The data
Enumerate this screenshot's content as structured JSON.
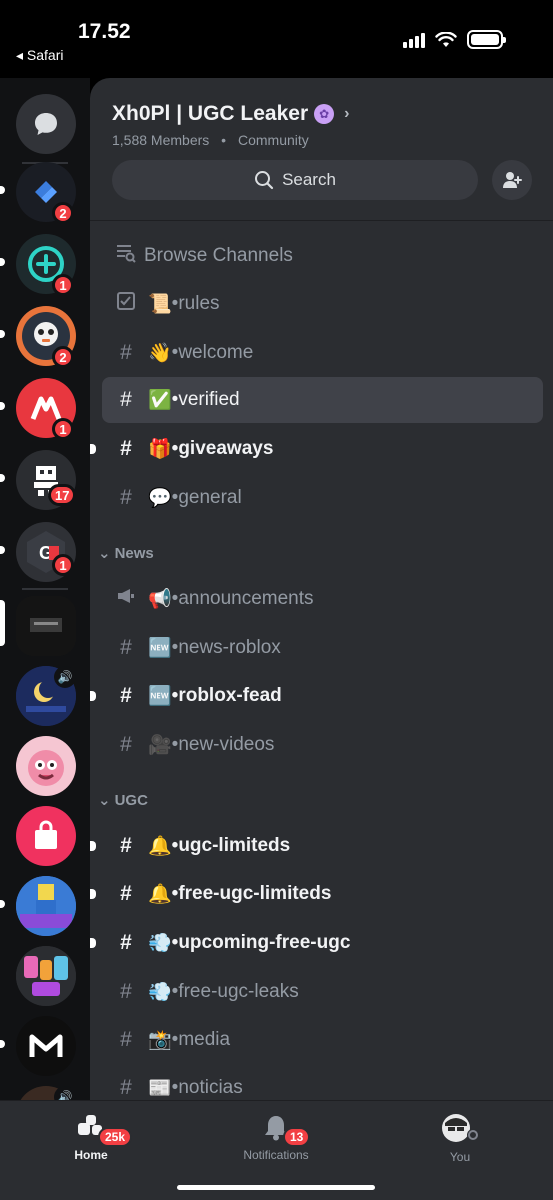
{
  "status_bar": {
    "time": "17.52",
    "back_app": "◂ Safari"
  },
  "server": {
    "name": "Xh0Pl | UGC Leaker",
    "members": "1,588 Members",
    "type": "Community",
    "search_label": "Search"
  },
  "rail": {
    "badges": [
      "2",
      "1",
      "2",
      "1",
      "17",
      "1"
    ]
  },
  "channels": {
    "browse": "Browse Channels",
    "top": [
      {
        "emoji": "📜",
        "name": "•rules",
        "icon": "rules-icon"
      },
      {
        "emoji": "👋",
        "name": "•welcome",
        "icon": "hash-icon"
      },
      {
        "emoji": "✅",
        "name": "•verified",
        "icon": "hash-icon"
      },
      {
        "emoji": "🎁",
        "name": "•giveaways",
        "icon": "hash-icon"
      },
      {
        "emoji": "💬",
        "name": "•general",
        "icon": "hash-icon"
      }
    ],
    "news_label": "News",
    "news": [
      {
        "emoji": "📢",
        "name": "•announcements",
        "icon": "megaphone-icon"
      },
      {
        "emoji": "🆕",
        "name": "•news-roblox",
        "icon": "hash-icon"
      },
      {
        "emoji": "🆕",
        "name": "•roblox-fead",
        "icon": "hash-icon"
      },
      {
        "emoji": "🎥",
        "name": "•new-videos",
        "icon": "hash-icon"
      }
    ],
    "ugc_label": "UGC",
    "ugc": [
      {
        "emoji": "🔔",
        "name": "•ugc-limiteds",
        "icon": "hash-icon"
      },
      {
        "emoji": "🔔",
        "name": "•free-ugc-limiteds",
        "icon": "hash-icon"
      },
      {
        "emoji": "💨",
        "name": "•upcoming-free-ugc",
        "icon": "hash-icon"
      },
      {
        "emoji": "💨",
        "name": "•free-ugc-leaks",
        "icon": "hash-icon"
      },
      {
        "emoji": "📸",
        "name": "•media",
        "icon": "hash-icon"
      },
      {
        "emoji": "📰",
        "name": "•noticias",
        "icon": "hash-icon"
      }
    ]
  },
  "bottom_nav": {
    "home": "Home",
    "home_badge": "25k",
    "notifications": "Notifications",
    "notifications_badge": "13",
    "you": "You"
  },
  "colors": {
    "background": "#2b2d31",
    "rail": "#111214",
    "badge": "#f23f43",
    "accent_blue": "#5865f2"
  }
}
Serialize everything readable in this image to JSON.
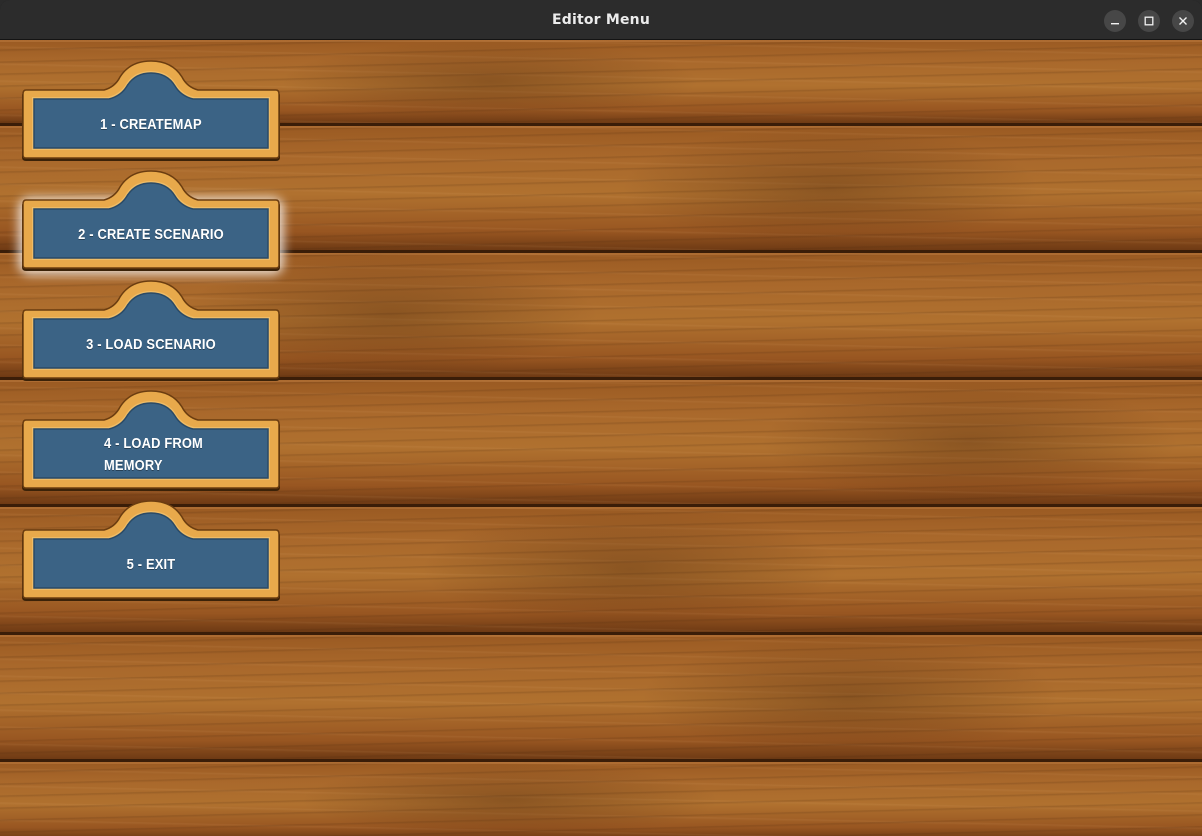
{
  "window": {
    "title": "Editor Menu"
  },
  "controls": {
    "minimize_icon": "minimize-icon",
    "maximize_icon": "maximize-icon",
    "close_icon": "close-icon"
  },
  "colors": {
    "button_fill": "#3b6385",
    "button_border": "#e7a84a",
    "wood": "#a9682b",
    "selected_glow": "#ffffff"
  },
  "menu": {
    "items": [
      {
        "label": "1 - CREATEMAP",
        "selected": false
      },
      {
        "label": "2 - CREATE SCENARIO",
        "selected": true
      },
      {
        "label": "3 - LOAD SCENARIO",
        "selected": false
      },
      {
        "label": "4 - LOAD FROM MEMORY",
        "selected": false
      },
      {
        "label": "5 - EXIT",
        "selected": false
      }
    ]
  }
}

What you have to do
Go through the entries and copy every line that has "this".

Expected answer
Enumerate this screenshot's content as structured JSON.
Serialize everything readable in this image to JSON.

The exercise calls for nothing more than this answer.